## Available records

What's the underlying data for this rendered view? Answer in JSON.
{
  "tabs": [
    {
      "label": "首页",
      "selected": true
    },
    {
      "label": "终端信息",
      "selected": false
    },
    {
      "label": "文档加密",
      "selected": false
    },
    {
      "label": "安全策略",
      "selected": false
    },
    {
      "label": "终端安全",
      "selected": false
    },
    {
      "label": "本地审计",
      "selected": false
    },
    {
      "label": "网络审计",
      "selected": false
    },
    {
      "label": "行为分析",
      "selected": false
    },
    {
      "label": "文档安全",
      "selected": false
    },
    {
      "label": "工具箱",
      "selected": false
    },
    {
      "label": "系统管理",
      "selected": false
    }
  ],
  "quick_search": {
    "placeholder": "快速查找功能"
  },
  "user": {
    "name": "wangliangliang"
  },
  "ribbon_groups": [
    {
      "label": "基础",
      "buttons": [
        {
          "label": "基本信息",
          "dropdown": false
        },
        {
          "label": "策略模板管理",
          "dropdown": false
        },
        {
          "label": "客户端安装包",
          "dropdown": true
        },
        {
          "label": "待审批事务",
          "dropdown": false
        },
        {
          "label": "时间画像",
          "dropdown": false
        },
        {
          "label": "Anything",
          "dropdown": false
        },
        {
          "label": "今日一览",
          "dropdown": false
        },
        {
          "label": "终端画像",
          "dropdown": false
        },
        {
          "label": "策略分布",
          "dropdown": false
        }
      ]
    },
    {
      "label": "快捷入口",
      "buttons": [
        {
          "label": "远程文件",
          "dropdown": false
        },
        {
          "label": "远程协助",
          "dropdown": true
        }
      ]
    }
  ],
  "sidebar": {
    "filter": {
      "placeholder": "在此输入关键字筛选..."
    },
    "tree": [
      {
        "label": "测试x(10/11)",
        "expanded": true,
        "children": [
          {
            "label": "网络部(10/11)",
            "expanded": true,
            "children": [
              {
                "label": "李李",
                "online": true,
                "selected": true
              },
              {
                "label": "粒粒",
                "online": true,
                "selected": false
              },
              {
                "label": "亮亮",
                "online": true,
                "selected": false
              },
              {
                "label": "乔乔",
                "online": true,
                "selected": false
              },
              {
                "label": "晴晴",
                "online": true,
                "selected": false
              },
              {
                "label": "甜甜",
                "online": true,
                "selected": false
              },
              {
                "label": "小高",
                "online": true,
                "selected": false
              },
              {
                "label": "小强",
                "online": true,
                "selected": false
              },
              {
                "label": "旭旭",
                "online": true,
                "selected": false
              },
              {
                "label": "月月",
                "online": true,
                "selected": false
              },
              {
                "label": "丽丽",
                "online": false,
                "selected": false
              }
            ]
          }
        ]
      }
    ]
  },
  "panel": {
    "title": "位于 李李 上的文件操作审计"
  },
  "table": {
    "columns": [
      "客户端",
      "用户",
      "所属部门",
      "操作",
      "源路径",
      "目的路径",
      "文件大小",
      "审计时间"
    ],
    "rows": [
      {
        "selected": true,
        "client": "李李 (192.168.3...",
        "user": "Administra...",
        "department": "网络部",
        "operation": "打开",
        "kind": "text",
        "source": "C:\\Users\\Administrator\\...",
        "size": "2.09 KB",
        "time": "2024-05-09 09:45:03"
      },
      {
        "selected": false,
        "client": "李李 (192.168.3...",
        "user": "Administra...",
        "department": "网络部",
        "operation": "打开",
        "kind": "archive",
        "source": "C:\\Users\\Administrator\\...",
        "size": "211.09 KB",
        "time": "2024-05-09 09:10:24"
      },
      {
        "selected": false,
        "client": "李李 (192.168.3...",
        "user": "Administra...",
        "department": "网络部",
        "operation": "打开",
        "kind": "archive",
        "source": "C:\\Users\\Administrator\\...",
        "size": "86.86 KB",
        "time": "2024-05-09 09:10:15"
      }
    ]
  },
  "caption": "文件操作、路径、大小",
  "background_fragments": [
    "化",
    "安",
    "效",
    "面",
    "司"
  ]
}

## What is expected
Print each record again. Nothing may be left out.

## Task output
What's the underlying data for this rendered view? Answer in JSON.
{
  "tabs": [
    {
      "label": "首页",
      "selected": true
    },
    {
      "label": "终端信息",
      "selected": false
    },
    {
      "label": "文档加密",
      "selected": false
    },
    {
      "label": "安全策略",
      "selected": false
    },
    {
      "label": "终端安全",
      "selected": false
    },
    {
      "label": "本地审计",
      "selected": false
    },
    {
      "label": "网络审计",
      "selected": false
    },
    {
      "label": "行为分析",
      "selected": false
    },
    {
      "label": "文档安全",
      "selected": false
    },
    {
      "label": "工具箱",
      "selected": false
    },
    {
      "label": "系统管理",
      "selected": false
    }
  ],
  "quick_search": {
    "placeholder": "快速查找功能"
  },
  "user": {
    "name": "wangliangliang"
  },
  "ribbon_groups": [
    {
      "label": "基础",
      "buttons": [
        {
          "label": "基本信息",
          "dropdown": false
        },
        {
          "label": "策略模板管理",
          "dropdown": false
        },
        {
          "label": "客户端安装包",
          "dropdown": true
        },
        {
          "label": "待审批事务",
          "dropdown": false
        },
        {
          "label": "时间画像",
          "dropdown": false
        },
        {
          "label": "Anything",
          "dropdown": false
        },
        {
          "label": "今日一览",
          "dropdown": false
        },
        {
          "label": "终端画像",
          "dropdown": false
        },
        {
          "label": "策略分布",
          "dropdown": false
        }
      ]
    },
    {
      "label": "快捷入口",
      "buttons": [
        {
          "label": "远程文件",
          "dropdown": false
        },
        {
          "label": "远程协助",
          "dropdown": true
        }
      ]
    }
  ],
  "sidebar": {
    "filter": {
      "placeholder": "在此输入关键字筛选..."
    },
    "tree": [
      {
        "label": "测试x(10/11)",
        "expanded": true,
        "children": [
          {
            "label": "网络部(10/11)",
            "expanded": true,
            "children": [
              {
                "label": "李李",
                "online": true,
                "selected": true
              },
              {
                "label": "粒粒",
                "online": true,
                "selected": false
              },
              {
                "label": "亮亮",
                "online": true,
                "selected": false
              },
              {
                "label": "乔乔",
                "online": true,
                "selected": false
              },
              {
                "label": "晴晴",
                "online": true,
                "selected": false
              },
              {
                "label": "甜甜",
                "online": true,
                "selected": false
              },
              {
                "label": "小高",
                "online": true,
                "selected": false
              },
              {
                "label": "小强",
                "online": true,
                "selected": false
              },
              {
                "label": "旭旭",
                "online": true,
                "selected": false
              },
              {
                "label": "月月",
                "online": true,
                "selected": false
              },
              {
                "label": "丽丽",
                "online": false,
                "selected": false
              }
            ]
          }
        ]
      }
    ]
  },
  "panel": {
    "title": "位于 李李 上的文件操作审计"
  },
  "table": {
    "columns": [
      "客户端",
      "用户",
      "所属部门",
      "操作",
      "源路径",
      "目的路径",
      "文件大小",
      "审计时间"
    ],
    "rows": [
      {
        "selected": true,
        "client": "李李 (192.168.3...",
        "user": "Administra...",
        "department": "网络部",
        "operation": "打开",
        "kind": "text",
        "source": "C:\\Users\\Administrator\\...",
        "size": "2.09 KB",
        "time": "2024-05-09 09:45:03"
      },
      {
        "selected": false,
        "client": "李李 (192.168.3...",
        "user": "Administra...",
        "department": "网络部",
        "operation": "打开",
        "kind": "archive",
        "source": "C:\\Users\\Administrator\\...",
        "size": "211.09 KB",
        "time": "2024-05-09 09:10:24"
      },
      {
        "selected": false,
        "client": "李李 (192.168.3...",
        "user": "Administra...",
        "department": "网络部",
        "operation": "打开",
        "kind": "archive",
        "source": "C:\\Users\\Administrator\\...",
        "size": "86.86 KB",
        "time": "2024-05-09 09:10:15"
      }
    ]
  },
  "caption": "文件操作、路径、大小",
  "background_fragments": [
    "化",
    "安",
    "效",
    "面",
    "司"
  ]
}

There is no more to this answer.